How to Choose a Financial Institution

Thinking about changing financial institutions? First, you need to decide if you want to keep your hard-earned money with a bank or a credit union. Then, you should determine which financial institution has the products and services you need to achieve your goals.

Banks vs. Credit Unions

The biggest difference between a bank and a credit union is who it’s “owned” by. Banks are for-profit enterprises owned by a group of investors, otherwise known as shareholders. In order for the shareholders get a return on their investment, they often have higher fees and minimum balances required for accounts.

Credit unions are not-for-profit financial institutions owned by their members. You must meet a set of requirements and pay a (usually small) membership fee to become part of a credit union. In the interest of the people they are serving, credit union profits are reinvested to provide financial education, lower interest rates on loans, and higher dividends for savings accounts.

Once you have narrowed down your search between a bank or credit union, ask yourself the following questions.

1. Does the financial institution have products and services you need?

While most financial institutions offer the basics, checking and savings accounts, you may have specialized needs. If you have a business, you may want an institution that has a robust business services team to provide useful connections to help your business grow and be there to help you find the right financing.

If you are about to head off to college, you may want an institution that understands student loans inside and out so you don’t pay them forever after you get the degree. Or, if you are leaving your home to go to school, you may need a flexible checking account that waives ATM fees whenever/wherever you need to pull out cash.

If you want to buy a house in the future, look for one that offers great rates and can help through the process. If you want to build your savings, ensure they offer high dividends. Every financial institution has its niche to best serve you.

2. Are they convenient for you?

A financial institution can serve you in multiple ways. They can serve you online, in a branch, or over the phone, so you need to ask yourself: What’s convenient for me?

If you are on the go, you may look for a financial institution that has enhanced digital online tools, such as:

  • Bill pay
  • Open new accounts
  • Transfer funds to different accounts – internally and externally
  • Remote check deposit

You may prefer a face-to-face conversation. If that is the case, you need to look for local institutions in your area with excellent customer service. Usually, a credit union is comprised of locals who get to know you and are ready to help you reach your goals. To evaluate the best in your area, you may want to check online reviews.

3. What are their rates?

Before choosing a financial institution, you need to review their rates. You want the best of both worlds – lower rates for loans and higher rates for savings accounts. While these rates fluctuate, you should be able to see trends with each institution. Banks usually offer higher loan rates while credit unions offer higher rates for their savings accounts so you can earn dividends on your money.

Your money should work for you.

4. What perks do they offer?

How is your financial institution working for you? Some common perks to look for are:

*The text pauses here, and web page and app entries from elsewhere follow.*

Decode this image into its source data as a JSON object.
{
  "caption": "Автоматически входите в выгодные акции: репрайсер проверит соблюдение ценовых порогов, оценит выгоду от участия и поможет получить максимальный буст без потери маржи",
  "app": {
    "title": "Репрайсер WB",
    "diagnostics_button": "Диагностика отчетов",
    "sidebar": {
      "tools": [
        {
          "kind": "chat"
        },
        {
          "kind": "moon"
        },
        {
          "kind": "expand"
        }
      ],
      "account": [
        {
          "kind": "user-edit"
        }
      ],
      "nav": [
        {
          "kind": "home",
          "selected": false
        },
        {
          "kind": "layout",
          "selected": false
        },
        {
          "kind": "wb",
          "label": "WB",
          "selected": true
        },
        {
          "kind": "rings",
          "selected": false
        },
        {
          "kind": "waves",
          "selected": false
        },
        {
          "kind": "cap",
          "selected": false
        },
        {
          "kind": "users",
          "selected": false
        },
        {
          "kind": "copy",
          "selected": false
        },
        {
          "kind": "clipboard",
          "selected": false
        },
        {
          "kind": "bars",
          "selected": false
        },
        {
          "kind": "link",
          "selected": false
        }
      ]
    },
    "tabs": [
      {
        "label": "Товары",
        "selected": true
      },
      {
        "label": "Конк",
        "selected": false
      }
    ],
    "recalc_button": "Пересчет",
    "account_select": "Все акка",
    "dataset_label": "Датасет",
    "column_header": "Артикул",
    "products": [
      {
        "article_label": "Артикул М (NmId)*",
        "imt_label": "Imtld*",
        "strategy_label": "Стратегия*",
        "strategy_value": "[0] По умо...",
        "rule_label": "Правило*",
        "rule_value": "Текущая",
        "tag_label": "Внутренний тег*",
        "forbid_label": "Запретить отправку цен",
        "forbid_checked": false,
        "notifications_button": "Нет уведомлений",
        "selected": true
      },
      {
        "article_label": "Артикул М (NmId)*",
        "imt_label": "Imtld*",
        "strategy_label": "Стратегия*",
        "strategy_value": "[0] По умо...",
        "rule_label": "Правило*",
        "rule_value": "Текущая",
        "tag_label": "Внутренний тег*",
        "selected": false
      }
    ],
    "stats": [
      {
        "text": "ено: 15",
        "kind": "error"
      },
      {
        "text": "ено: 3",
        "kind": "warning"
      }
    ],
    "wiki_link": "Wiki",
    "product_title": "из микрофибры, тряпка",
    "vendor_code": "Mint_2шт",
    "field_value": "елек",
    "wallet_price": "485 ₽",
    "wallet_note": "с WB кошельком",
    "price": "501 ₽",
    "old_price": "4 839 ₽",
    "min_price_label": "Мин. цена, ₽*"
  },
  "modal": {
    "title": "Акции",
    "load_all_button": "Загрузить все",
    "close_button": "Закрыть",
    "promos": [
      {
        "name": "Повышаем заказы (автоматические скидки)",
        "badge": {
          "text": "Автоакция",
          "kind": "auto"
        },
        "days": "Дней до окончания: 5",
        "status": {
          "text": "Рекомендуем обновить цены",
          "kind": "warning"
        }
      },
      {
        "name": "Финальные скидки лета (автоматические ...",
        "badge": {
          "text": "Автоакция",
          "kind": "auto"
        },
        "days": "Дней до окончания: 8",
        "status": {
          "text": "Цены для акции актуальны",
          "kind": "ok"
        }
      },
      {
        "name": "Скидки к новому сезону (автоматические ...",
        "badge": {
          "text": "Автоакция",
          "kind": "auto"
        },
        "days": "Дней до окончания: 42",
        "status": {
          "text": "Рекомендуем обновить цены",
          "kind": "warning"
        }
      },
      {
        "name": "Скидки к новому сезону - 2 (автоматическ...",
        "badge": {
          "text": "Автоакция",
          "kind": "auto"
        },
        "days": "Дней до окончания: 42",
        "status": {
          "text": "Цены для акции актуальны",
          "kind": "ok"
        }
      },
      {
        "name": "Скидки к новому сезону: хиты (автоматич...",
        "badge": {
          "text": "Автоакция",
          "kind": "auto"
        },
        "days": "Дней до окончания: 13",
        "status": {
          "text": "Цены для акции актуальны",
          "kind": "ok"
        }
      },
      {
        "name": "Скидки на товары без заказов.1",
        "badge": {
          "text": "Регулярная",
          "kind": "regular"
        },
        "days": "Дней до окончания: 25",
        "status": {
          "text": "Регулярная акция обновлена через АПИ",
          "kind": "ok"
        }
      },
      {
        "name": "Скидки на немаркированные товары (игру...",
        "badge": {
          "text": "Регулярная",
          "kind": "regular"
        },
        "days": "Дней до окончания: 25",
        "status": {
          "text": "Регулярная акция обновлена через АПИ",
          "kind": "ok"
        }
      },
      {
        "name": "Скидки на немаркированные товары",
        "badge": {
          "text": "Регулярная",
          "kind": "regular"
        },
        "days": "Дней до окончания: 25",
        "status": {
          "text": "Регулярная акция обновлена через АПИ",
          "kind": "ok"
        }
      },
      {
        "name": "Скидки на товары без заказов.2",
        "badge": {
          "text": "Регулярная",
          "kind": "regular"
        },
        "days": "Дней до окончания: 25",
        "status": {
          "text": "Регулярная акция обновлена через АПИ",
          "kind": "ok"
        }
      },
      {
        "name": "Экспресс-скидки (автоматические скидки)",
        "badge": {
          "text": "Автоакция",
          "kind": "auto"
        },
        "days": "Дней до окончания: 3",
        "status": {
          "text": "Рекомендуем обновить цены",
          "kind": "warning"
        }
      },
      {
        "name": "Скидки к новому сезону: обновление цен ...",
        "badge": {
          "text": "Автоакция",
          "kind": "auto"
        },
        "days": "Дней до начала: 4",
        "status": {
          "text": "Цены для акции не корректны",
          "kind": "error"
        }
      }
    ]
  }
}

  • Account minimums – The less money it takes to open an account the better.
  • Security features – Your money needs to be secure. Some financial institutions go above and beyond to recognize signs and keep your money safe from fraudsters.
  • FDIC or NCUA – If something bad happens, you should have “insurance” on your money. Ensure your new financial institution is insured through the Federal Deposit Insurance Corporation or National Credit Union Association.
  • 24/7 customer service – Questions occur outside of 9-5 bank hours. Instead of remembering it the next day, maybe you can get an answer in a few minutes.

You shouldn’t be on this journey alone. You deserve to have all the savings, spending, and borrowing opportunities. Choose a financial institution that keeps your interests and goals top of mind.